Organic or sustainable? A wine lover's guide to sustainable wine

Organic, Biodynamic, Minimal Intervention, Sustainable & Preservative Free.
What they mean and how they all intertwine!


Organic wines are produced with organically grown grapes.  These grapes that have been grown without the use of artificial or synthetic chemicals, such as herbicides and pesticides.  In Australia, organic wine needs to be certified by an independent third-party organisation.  Vineyards apply for organic certification and annual audits are carried out to ensure that the grapes they grow comply with the strict standards of the certifying body and the department of agriculture. It is against the law for a wine producer to sell or promote their wine as organic if it is not certified. 

In addition, organic wine contains half the maximum legal limit of sulphur dioxide.  Sulphur Dioxide (a common preservative in wine) is used in wine making to inhibit or kill bacteria and yeasts. It is also usually responsible for headaches and hangovers the following day.



Biodynamic is similar to organic, in that both take place without synthetic chemicals, but biodynamic farming incorporates ideas about a vineyard as an entire ecosystem.  This holistic approach uses interconnected and harmonious wine making, from planting, pruning, to harvesting, and to the surrounding environment, .  A biodynamic wine also means the winemaker did not make the wine with any common manipulations such as yeast additions or acidity adjustments. 

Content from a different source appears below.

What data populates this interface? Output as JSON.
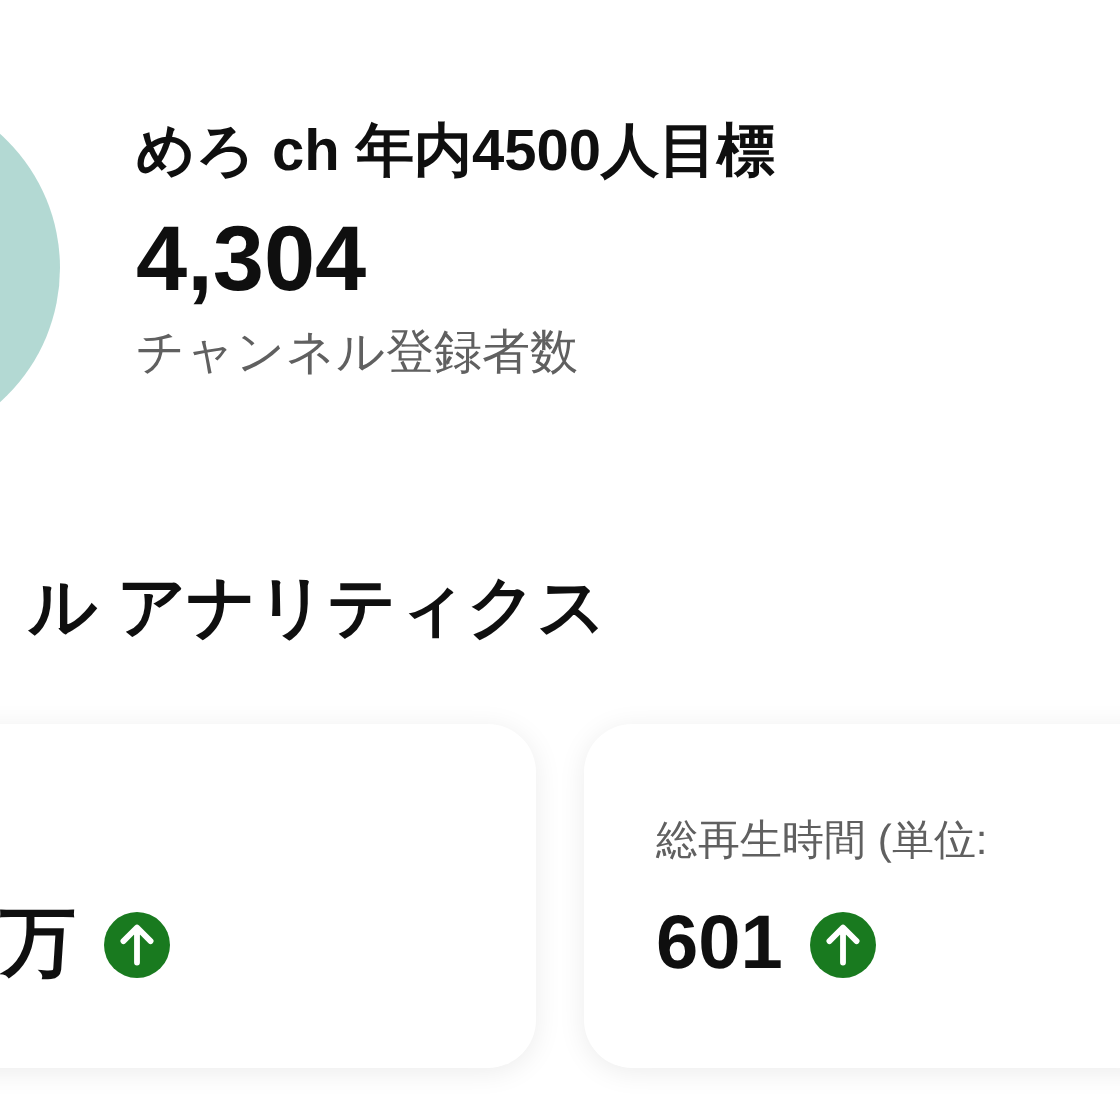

Mixed Wine Pack Dinner Party | Epic Wines Organic Sustainable.jpg


Minimal Intervention wines are from organic or biodynamic grapes, where winemakers use as few chemical and artificial processes as possible (nothing is added and nothing is taken away) from grape growing to the bottling.  Minimal Intervention wines are more rustic, pure and authentic, often ranging from very pale to almost black (depending on the grape variety).  

So like organic and biodynamic, this means no chemicals are used in the vineyard, no inoculated yeast is used for fermentation, there is no filtration or fining agents, and no added sulphur (although traces of sulphur will arise naturally).  Currently, unlike organic, there is no legal definition or certification board for Minimal Intervention, however we scrupulously check the wineries and winemaking of our chosen wines that are MI.  

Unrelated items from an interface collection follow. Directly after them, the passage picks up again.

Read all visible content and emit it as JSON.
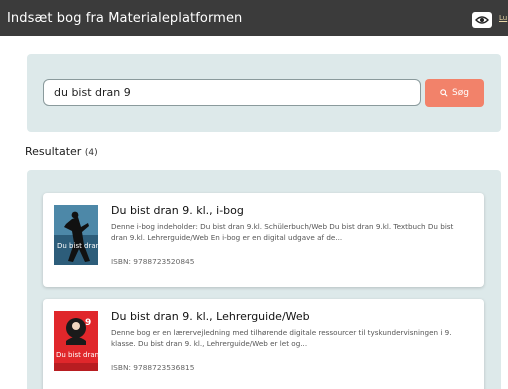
{
  "header": {
    "title": "Indsæt bog fra Materialeplatformen",
    "close_label": "Lu"
  },
  "search": {
    "value": "du bist dran 9",
    "button_label": "Søg"
  },
  "results": {
    "heading": "Resultater",
    "count": "(4)",
    "items": [
      {
        "title": "Du bist dran 9. kl., i-bog",
        "description": "Denne i-bog indeholder: Du bist dran 9.kl. Schülerbuch/Web Du bist dran 9.kl. Textbuch Du bist dran 9.kl. Lehrerguide/Web En i-bog er en digital udgave af de...",
        "isbn": "ISBN: 9788723520845",
        "cover_text": "Du bist dran"
      },
      {
        "title": "Du bist dran 9. kl., Lehrerguide/Web",
        "description": "Denne bog er en lærervejledning med tilhørende digitale ressourcer til tyskundervisningen i 9. klasse. Du bist dran 9. kl., Lehrerguide/Web er let og...",
        "isbn": "ISBN: 9788723536815",
        "cover_text": "Du bist dran",
        "cover_badge": "9"
      }
    ]
  },
  "colors": {
    "header_bg": "#3b3b3b",
    "panel_bg": "#dde9ea",
    "accent": "#f2826a"
  }
}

Sustainable refers to winemaking using eco-friendly methods, that are ecologically sound, economically viable and socially responsible.  Sustainable vineyards mostly grow organically or biodynamically grapes.  They may also focus on waste minimisation, pollution prevention, energy and water conservation, and the use of renewable resources.  

Winery Barrels | Epic Wines Organic Sustainable.jpg

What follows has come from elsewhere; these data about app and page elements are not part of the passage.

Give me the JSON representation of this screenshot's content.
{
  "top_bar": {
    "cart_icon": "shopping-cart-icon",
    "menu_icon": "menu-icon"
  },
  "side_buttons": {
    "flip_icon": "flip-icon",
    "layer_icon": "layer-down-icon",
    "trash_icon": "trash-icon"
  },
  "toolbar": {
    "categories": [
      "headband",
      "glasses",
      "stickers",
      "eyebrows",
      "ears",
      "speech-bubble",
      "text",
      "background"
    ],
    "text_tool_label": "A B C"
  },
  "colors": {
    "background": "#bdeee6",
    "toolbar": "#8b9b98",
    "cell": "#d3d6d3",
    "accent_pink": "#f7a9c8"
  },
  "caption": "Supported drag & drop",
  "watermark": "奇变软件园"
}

Preservative free wine is wine that does not contain any sulphur or sulfur dioxide, the preservative used in wine. Sulphur dioxide helps to protect wine from spoilage by bacteria and oxidation.  

However, sulphur is not all bad.  In small amounts it can be useful or even essential in preventing wine spoilage. Most minimal intervention winemakers will not use sulphur throughout the vinification process, and only add a tiny amount at the point of bottling. This gives the wines a better ageing potential, and lessens the risk of any unwanted flavours or faults developing in the bottle. However if you are particular sensitive to sulphur, sticking to preservative free or minimal sulphur (as it does arise naturally even when not added manually) is recommended.  

Words by Trevor Knaggs